## WORK INSTRUCTIONS
Check each line of the entries below for the word "title", and copy out the ones that have it.

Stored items
--------------------------------------------------
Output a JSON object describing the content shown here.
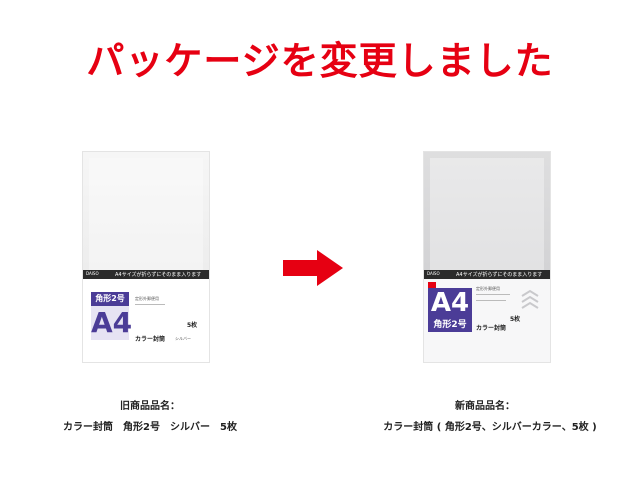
{
  "headline": "パッケージを変更しました",
  "arrow_icon": "right-arrow-icon",
  "colors": {
    "accent": "#e60012",
    "brand_purple": "#4b3c97"
  },
  "old_product": {
    "band_caption": "A4サイズが折らずにそのまま入ります",
    "size_label": "角形2号",
    "size_big": "A4",
    "usage": "定形外郵便用",
    "count": "5枚",
    "type": "カラー封筒",
    "color_tag": "シルバー",
    "caption_heading": "旧商品品名：",
    "caption_name": "カラー封筒　角形2号　シルバー　5枚"
  },
  "new_product": {
    "band_caption": "A4サイズが折らずにそのまま入ります",
    "size_label": "角形2号",
    "size_big": "A4",
    "usage": "定形外郵便用",
    "count": "5枚",
    "type": "カラー封筒",
    "caption_heading": "新商品品名：",
    "caption_name": "カラー封筒 ( 角形2号、シルバーカラー、5枚 )"
  }
}
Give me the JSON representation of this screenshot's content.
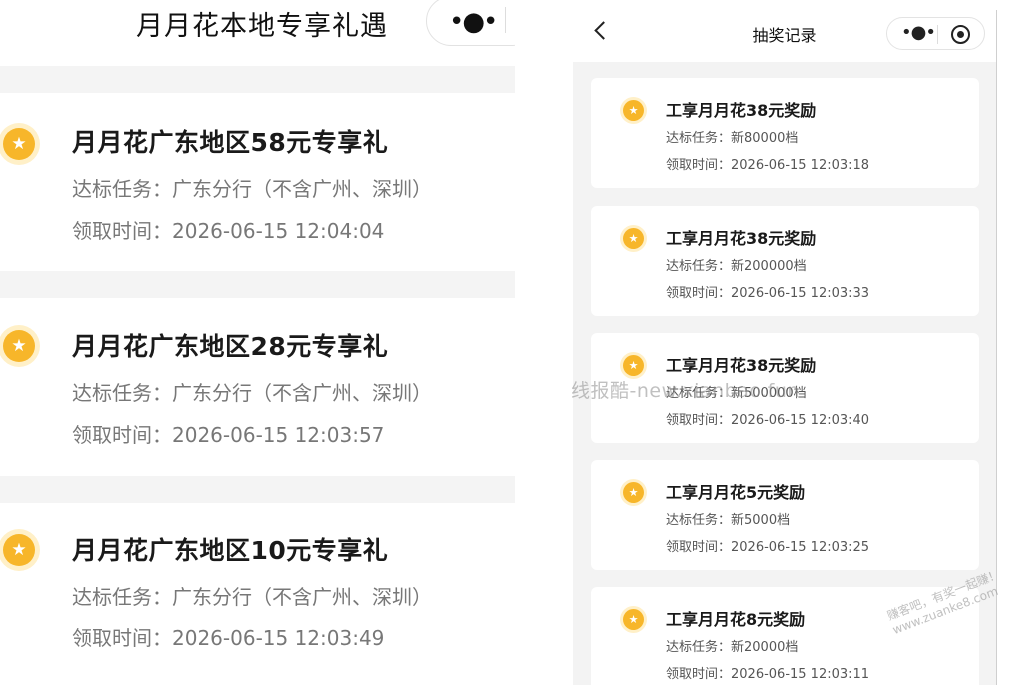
{
  "left": {
    "title": "月月花本地专享礼遇",
    "capsule_dots": "•●•",
    "cards": [
      {
        "title": "月月花广东地区58元专享礼",
        "task": "达标任务：广东分行（不含广州、深圳）",
        "time": "领取时间：2026-06-15 12:04:04"
      },
      {
        "title": "月月花广东地区28元专享礼",
        "task": "达标任务：广东分行（不含广州、深圳）",
        "time": "领取时间：2026-06-15 12:03:57"
      },
      {
        "title": "月月花广东地区10元专享礼",
        "task": "达标任务：广东分行（不含广州、深圳）",
        "time": "领取时间：2026-06-15 12:03:49"
      }
    ]
  },
  "right": {
    "title": "抽奖记录",
    "capsule_dots": "•●•",
    "cards": [
      {
        "title": "工享月月花38元奖励",
        "task": "达标任务：新80000档",
        "time": "领取时间：2026-06-15 12:03:18"
      },
      {
        "title": "工享月月花38元奖励",
        "task": "达标任务：新200000档",
        "time": "领取时间：2026-06-15 12:03:33"
      },
      {
        "title": "工享月月花38元奖励",
        "task": "达标任务：新500000档",
        "time": "领取时间：2026-06-15 12:03:40"
      },
      {
        "title": "工享月月花5元奖励",
        "task": "达标任务：新5000档",
        "time": "领取时间：2026-06-15 12:03:25"
      },
      {
        "title": "工享月月花8元奖励",
        "task": "达标任务：新20000档",
        "time": "领取时间：2026-06-15 12:03:11"
      }
    ]
  },
  "icons": {
    "coin": "star-coin-icon",
    "back": "chevron-left-icon",
    "more": "more-dots-icon",
    "close": "target-circle-icon"
  },
  "colors": {
    "coin": "#f7b62a",
    "coin_ring": "#fff0c8",
    "page_bg": "#f3f3f3"
  },
  "watermarks": {
    "center": "线报酷-new.xianbao.fun",
    "corner_line1": "赚客吧，有奖一起赚！",
    "corner_line2": "www.zuanke8.com"
  }
}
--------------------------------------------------
## SOLUTION TO THIS PROBLEM
    "title": "月月花本地专享礼遇",
        "title": "月月花广东地区58元专享礼",
        "title": "月月花广东地区28元专享礼",
        "title": "月月花广东地区10元专享礼",
    "title": "抽奖记录",
        "title": "工享月月花38元奖励",
        "title": "工享月月花38元奖励",
        "title": "工享月月花38元奖励",
        "title": "工享月月花5元奖励",
        "title": "工享月月花8元奖励",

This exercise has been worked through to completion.